(DATA UNDER STUDY begins)

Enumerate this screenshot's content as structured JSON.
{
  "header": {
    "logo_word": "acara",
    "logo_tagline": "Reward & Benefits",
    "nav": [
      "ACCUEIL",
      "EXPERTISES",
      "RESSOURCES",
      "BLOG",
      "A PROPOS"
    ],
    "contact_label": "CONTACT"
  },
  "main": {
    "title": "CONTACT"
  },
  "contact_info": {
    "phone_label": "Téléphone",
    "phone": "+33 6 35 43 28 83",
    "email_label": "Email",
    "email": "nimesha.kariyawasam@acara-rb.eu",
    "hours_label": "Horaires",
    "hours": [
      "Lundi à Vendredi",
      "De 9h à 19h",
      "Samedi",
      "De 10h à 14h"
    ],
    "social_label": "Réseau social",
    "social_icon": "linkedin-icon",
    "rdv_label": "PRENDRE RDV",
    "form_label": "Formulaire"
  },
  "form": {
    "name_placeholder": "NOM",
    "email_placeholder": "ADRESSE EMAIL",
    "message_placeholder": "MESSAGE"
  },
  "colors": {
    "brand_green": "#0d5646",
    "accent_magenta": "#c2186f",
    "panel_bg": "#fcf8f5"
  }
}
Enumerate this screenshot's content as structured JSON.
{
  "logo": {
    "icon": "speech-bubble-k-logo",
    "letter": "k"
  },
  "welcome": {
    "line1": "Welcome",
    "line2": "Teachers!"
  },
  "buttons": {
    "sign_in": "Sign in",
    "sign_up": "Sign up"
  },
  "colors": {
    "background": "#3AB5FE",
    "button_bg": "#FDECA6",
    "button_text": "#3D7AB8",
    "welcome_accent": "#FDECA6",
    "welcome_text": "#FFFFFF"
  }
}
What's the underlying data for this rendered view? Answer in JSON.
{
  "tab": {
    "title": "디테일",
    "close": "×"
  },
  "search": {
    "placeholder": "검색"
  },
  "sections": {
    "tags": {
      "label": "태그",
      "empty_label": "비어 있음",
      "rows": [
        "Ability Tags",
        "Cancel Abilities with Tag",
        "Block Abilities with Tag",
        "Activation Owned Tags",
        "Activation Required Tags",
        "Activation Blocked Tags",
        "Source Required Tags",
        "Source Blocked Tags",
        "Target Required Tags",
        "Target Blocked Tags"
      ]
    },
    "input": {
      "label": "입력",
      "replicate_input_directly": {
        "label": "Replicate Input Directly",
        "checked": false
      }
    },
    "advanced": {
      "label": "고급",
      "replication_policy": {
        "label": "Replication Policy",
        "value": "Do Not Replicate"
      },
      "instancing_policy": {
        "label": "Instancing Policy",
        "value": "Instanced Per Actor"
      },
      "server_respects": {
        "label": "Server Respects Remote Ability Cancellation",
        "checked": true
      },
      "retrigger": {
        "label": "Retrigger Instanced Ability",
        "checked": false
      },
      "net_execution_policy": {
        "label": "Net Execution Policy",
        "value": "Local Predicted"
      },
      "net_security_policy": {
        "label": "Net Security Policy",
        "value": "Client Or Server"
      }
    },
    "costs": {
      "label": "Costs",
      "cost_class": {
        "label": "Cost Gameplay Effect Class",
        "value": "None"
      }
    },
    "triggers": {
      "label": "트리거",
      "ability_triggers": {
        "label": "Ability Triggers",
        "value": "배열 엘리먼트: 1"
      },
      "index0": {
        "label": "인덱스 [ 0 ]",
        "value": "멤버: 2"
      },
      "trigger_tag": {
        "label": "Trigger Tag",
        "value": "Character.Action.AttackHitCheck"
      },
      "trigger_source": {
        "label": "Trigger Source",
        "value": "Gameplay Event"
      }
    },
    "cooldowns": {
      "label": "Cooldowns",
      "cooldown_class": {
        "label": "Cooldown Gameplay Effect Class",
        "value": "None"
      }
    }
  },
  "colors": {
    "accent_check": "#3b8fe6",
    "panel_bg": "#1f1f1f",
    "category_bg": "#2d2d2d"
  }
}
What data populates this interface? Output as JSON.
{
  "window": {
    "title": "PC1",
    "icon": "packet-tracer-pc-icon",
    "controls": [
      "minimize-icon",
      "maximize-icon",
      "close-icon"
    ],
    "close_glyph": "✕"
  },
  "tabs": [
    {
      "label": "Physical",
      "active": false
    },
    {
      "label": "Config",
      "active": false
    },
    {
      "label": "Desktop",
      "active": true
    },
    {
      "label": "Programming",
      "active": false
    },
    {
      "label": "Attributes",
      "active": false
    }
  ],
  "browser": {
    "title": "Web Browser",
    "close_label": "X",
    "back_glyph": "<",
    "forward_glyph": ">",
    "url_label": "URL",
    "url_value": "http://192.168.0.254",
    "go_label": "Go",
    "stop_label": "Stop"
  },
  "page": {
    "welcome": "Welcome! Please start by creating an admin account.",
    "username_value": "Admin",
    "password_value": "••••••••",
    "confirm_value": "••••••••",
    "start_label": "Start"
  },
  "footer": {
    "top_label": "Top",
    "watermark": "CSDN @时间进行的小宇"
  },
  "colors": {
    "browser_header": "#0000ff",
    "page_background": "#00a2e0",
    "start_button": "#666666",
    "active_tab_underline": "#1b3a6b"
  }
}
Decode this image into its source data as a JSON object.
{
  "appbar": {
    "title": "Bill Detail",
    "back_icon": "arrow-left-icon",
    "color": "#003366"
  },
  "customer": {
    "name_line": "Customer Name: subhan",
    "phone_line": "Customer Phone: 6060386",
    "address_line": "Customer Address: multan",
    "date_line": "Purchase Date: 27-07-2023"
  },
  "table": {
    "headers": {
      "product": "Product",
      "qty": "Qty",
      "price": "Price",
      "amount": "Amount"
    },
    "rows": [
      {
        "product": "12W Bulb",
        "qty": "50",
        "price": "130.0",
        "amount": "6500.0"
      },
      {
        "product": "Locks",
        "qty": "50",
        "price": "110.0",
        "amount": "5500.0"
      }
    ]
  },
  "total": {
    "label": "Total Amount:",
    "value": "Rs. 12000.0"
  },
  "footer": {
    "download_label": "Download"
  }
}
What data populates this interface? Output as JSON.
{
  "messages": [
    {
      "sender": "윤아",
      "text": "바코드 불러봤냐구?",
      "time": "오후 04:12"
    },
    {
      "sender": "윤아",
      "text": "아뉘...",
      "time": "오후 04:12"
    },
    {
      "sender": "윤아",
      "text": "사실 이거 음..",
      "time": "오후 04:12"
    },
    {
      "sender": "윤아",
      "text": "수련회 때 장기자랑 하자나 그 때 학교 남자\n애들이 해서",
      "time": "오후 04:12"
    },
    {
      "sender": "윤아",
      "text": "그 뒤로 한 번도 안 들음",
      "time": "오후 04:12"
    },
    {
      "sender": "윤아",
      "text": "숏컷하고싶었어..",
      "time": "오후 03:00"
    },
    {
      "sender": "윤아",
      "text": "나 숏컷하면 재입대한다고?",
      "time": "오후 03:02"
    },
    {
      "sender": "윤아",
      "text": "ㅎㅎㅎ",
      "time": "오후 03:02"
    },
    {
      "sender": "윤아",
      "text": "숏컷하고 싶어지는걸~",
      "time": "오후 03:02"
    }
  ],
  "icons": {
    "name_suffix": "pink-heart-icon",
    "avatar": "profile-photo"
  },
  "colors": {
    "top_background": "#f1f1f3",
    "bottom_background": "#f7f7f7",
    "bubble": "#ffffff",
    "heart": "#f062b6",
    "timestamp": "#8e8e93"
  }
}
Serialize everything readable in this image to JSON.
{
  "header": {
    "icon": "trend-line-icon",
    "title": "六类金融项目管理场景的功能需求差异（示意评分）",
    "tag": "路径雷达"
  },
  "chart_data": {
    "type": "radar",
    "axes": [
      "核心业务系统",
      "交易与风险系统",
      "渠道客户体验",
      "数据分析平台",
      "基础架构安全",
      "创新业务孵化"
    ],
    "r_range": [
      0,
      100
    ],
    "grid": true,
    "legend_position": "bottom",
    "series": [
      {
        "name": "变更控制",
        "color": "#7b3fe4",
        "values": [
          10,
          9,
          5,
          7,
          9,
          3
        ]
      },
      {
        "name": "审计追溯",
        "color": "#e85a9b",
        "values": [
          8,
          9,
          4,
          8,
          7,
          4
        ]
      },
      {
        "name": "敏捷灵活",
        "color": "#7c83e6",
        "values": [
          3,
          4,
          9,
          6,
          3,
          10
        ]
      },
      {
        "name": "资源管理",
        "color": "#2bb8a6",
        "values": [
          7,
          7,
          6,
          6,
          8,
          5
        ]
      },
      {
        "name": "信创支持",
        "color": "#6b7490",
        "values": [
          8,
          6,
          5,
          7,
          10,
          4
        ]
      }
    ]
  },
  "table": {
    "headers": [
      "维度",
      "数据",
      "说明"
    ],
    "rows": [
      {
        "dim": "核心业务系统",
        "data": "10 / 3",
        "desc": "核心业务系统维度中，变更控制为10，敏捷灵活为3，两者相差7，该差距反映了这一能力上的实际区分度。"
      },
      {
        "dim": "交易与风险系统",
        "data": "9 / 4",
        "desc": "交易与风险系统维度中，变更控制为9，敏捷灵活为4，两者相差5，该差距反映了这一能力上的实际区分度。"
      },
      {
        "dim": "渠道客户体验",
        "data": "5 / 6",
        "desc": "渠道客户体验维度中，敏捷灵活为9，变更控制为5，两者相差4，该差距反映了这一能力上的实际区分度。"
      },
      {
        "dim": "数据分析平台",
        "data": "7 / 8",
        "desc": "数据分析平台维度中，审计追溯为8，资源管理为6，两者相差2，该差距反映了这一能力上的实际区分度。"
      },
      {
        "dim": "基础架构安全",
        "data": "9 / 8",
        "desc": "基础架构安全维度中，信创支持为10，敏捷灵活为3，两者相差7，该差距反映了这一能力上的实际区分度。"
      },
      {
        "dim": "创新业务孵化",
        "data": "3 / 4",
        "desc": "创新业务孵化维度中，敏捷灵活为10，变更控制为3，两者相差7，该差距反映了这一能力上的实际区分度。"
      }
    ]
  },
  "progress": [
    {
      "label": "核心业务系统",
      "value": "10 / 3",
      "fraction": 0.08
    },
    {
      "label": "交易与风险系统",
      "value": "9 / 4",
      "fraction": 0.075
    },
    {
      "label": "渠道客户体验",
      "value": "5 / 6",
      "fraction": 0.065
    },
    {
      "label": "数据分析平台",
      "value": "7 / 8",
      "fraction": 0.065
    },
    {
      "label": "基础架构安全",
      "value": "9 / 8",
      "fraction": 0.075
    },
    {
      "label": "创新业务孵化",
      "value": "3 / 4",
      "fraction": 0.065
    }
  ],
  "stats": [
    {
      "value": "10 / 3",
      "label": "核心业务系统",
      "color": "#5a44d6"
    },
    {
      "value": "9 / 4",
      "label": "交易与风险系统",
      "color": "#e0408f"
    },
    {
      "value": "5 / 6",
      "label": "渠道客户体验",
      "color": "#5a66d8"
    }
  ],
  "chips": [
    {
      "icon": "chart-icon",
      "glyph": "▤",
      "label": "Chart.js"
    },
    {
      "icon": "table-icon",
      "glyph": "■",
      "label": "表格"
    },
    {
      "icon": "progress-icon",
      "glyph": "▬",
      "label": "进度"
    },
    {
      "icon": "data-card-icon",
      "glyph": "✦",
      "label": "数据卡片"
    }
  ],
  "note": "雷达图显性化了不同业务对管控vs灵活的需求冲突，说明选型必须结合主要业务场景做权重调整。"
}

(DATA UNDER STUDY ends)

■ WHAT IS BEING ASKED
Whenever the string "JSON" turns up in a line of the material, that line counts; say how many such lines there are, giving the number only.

■ TASK SOLUTION
7